“[Jana H.] organized her own au pair exchange. She found a nice family for which she was supposed to live and work as an au pair.
In exchange for an agreed-upon allowance, Jana was supposed to take care of the kids. On the side, she wanted to take an English course. She had regular contact with the father of her host family-to-be via Facebook.
After the newly graduated Jana finally landed in the US, she was taken aside at passport control and questioned. The officers wanted to know the reasons for her entry into the US and how long she wanted to stay.
Jana was prepared for these questions. She wanted to visit friends of her parents and take an English course. Was she sure about that? the officers asked. Yes, she was sure. Was she really sure about that?
Finally the officers laid out a printed copy of Jana’s entire Facebook correspondence with the father of the host family. Their accusation: Jana wanted to work illegally in the US. Evidently the agencies had intercepted Jana’s private correspondence for weeks. Jana was denied entry and sent back to Germany on the next plane.
This was not a one-time occurrence.

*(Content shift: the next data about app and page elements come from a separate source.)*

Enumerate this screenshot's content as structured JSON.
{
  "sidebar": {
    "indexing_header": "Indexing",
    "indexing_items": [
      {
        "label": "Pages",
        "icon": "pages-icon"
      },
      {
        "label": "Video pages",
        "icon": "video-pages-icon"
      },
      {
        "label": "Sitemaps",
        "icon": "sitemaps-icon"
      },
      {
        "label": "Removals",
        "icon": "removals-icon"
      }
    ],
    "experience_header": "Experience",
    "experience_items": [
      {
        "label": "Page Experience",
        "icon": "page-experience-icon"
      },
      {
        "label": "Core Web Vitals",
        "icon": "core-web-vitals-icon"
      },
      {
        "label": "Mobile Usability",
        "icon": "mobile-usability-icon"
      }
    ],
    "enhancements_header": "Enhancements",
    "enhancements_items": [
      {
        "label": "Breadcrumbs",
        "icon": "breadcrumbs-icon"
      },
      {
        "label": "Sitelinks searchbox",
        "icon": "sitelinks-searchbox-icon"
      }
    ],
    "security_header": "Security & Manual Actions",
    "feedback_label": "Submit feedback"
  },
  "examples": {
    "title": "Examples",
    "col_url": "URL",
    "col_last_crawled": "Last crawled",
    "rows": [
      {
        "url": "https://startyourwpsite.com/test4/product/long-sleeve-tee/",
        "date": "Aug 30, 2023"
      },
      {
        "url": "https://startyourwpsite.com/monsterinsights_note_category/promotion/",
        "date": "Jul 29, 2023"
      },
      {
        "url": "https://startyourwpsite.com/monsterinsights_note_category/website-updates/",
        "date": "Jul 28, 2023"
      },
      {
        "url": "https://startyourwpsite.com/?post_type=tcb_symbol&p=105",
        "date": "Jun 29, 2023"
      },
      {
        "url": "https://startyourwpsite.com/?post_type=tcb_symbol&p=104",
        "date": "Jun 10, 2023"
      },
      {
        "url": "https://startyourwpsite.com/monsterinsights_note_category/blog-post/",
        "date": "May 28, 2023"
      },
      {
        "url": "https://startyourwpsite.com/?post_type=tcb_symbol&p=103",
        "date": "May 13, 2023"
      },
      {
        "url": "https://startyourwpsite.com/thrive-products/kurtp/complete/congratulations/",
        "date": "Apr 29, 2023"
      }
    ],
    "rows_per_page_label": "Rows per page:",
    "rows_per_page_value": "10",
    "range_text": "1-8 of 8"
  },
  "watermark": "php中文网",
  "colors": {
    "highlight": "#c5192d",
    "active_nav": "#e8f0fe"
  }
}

Other young people, including one who intended to do an internship on a horse farm, similarly found their plans dashed by intercepted Facebook correspondence.”